PROBLEM TO SOLVE: This exercise calls for every line of the data below with the string "Students" in it.

INFORMATION:
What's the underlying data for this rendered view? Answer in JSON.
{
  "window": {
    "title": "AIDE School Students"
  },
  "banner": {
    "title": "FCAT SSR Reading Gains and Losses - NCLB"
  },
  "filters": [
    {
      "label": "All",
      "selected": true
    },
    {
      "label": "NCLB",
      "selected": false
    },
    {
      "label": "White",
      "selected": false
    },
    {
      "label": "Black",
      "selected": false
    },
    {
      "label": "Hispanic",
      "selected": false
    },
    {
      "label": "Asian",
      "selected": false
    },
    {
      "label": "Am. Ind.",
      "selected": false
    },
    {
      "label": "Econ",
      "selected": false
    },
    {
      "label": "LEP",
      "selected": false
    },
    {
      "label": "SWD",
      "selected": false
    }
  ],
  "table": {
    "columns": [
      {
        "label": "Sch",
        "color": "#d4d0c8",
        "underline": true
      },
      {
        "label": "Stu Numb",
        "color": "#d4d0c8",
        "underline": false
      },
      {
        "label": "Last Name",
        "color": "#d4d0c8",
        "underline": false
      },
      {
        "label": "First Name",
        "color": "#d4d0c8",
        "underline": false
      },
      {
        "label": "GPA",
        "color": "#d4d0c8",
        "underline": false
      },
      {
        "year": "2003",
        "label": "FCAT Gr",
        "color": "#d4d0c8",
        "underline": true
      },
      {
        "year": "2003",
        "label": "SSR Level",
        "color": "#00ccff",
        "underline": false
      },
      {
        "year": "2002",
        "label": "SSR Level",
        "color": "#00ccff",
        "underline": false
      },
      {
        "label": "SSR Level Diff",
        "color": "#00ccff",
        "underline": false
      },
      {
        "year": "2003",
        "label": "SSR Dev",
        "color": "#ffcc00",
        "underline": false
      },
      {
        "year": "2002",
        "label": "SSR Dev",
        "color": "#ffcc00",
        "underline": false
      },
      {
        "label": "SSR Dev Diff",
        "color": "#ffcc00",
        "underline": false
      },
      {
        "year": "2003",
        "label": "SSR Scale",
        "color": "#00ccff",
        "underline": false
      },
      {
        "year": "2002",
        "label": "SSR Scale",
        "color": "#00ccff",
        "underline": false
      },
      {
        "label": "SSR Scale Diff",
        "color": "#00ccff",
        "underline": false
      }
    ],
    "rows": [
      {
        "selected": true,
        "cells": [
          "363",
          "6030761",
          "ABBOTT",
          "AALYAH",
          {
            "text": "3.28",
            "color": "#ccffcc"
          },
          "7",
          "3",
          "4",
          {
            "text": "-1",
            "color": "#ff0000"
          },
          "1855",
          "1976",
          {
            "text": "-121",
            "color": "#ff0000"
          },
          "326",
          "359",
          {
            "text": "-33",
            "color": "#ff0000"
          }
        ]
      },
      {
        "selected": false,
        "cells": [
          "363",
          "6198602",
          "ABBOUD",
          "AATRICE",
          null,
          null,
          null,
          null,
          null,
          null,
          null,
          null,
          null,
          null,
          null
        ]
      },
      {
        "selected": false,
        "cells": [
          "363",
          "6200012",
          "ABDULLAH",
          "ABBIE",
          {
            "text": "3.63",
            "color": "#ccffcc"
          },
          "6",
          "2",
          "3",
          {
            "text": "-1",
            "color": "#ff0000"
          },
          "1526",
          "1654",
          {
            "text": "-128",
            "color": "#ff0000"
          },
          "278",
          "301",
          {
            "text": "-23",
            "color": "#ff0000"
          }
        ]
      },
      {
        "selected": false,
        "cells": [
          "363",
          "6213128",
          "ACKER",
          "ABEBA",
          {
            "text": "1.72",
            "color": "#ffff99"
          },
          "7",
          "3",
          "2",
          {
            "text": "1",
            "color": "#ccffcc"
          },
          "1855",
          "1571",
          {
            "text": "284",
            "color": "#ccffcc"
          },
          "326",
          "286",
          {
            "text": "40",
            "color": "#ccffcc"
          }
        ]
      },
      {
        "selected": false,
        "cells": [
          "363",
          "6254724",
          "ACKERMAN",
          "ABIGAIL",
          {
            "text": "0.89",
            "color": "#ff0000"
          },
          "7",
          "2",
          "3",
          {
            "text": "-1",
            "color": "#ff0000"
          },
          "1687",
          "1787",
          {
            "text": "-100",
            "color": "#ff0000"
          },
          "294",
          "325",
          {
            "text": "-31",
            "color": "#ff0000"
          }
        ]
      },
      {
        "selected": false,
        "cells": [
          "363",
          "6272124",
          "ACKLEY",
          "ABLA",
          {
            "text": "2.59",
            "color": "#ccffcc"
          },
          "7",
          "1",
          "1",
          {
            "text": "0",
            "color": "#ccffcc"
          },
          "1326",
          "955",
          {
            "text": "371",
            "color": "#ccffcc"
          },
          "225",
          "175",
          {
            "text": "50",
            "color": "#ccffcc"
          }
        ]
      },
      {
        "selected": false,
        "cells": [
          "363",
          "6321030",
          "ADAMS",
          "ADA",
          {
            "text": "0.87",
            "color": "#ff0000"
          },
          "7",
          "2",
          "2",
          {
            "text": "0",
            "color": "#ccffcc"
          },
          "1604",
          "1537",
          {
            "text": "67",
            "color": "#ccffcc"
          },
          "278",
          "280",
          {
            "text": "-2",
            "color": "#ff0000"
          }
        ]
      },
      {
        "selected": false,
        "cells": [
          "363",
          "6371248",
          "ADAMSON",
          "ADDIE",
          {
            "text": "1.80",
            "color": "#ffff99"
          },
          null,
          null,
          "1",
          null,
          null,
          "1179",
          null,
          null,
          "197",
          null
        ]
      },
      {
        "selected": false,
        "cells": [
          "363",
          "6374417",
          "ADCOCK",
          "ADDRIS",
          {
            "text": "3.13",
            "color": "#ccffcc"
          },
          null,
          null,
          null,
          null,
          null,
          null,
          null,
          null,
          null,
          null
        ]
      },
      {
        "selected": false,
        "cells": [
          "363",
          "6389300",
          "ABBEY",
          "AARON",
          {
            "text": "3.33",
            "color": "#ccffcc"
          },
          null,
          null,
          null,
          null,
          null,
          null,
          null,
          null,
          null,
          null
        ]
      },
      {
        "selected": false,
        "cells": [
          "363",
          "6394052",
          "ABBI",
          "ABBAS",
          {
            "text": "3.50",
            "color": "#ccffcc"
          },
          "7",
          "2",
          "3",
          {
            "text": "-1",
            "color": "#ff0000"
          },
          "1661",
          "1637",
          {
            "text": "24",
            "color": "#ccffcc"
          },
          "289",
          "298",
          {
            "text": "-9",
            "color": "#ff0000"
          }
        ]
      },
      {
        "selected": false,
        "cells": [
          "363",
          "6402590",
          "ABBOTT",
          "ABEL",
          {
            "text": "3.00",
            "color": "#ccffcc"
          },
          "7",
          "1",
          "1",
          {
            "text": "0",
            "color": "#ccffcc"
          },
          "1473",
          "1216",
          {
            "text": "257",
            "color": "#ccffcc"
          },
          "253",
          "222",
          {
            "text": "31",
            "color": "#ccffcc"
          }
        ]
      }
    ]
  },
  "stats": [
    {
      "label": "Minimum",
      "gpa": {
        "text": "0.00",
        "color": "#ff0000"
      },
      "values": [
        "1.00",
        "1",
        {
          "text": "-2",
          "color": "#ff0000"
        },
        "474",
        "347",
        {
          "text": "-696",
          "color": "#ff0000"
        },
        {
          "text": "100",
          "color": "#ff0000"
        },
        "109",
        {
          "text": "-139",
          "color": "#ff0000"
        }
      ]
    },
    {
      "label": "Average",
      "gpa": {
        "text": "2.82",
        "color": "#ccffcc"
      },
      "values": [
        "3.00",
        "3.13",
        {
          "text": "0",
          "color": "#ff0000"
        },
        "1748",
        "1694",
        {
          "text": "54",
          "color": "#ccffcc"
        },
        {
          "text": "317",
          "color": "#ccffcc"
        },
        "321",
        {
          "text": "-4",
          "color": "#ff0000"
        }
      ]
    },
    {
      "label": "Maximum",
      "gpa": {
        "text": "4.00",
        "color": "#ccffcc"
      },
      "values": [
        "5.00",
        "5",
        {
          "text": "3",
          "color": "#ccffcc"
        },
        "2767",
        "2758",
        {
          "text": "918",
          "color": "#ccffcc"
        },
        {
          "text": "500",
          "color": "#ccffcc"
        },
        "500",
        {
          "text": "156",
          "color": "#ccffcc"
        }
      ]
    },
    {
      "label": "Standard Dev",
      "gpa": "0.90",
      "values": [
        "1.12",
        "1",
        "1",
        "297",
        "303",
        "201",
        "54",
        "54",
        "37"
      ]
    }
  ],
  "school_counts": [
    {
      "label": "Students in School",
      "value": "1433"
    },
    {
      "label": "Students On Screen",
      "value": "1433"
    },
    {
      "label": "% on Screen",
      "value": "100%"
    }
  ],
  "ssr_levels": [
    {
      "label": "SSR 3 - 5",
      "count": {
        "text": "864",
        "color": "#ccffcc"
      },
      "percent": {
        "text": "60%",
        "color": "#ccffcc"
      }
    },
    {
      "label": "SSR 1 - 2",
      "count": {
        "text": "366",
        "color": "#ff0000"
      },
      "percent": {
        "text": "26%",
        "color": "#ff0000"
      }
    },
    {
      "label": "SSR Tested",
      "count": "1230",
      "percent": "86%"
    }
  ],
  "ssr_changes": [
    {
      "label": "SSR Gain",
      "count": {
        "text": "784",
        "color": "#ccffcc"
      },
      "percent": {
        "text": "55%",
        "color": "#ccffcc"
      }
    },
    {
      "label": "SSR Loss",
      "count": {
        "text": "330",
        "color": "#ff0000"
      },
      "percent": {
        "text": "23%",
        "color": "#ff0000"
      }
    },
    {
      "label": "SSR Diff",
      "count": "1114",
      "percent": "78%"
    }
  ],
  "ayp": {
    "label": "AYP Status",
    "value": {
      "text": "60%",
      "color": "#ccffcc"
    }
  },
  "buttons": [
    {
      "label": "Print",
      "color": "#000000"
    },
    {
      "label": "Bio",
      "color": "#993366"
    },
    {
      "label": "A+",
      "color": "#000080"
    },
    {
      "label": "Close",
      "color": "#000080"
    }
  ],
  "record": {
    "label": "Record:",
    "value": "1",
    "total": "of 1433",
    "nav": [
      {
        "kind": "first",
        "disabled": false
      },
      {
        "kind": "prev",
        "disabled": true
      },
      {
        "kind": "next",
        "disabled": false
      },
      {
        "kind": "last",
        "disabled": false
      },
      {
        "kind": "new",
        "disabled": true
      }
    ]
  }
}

RESULT OF THE EXERCISE:
    "title": "AIDE School Students"
      "label": "Students in School",
      "label": "Students On Screen",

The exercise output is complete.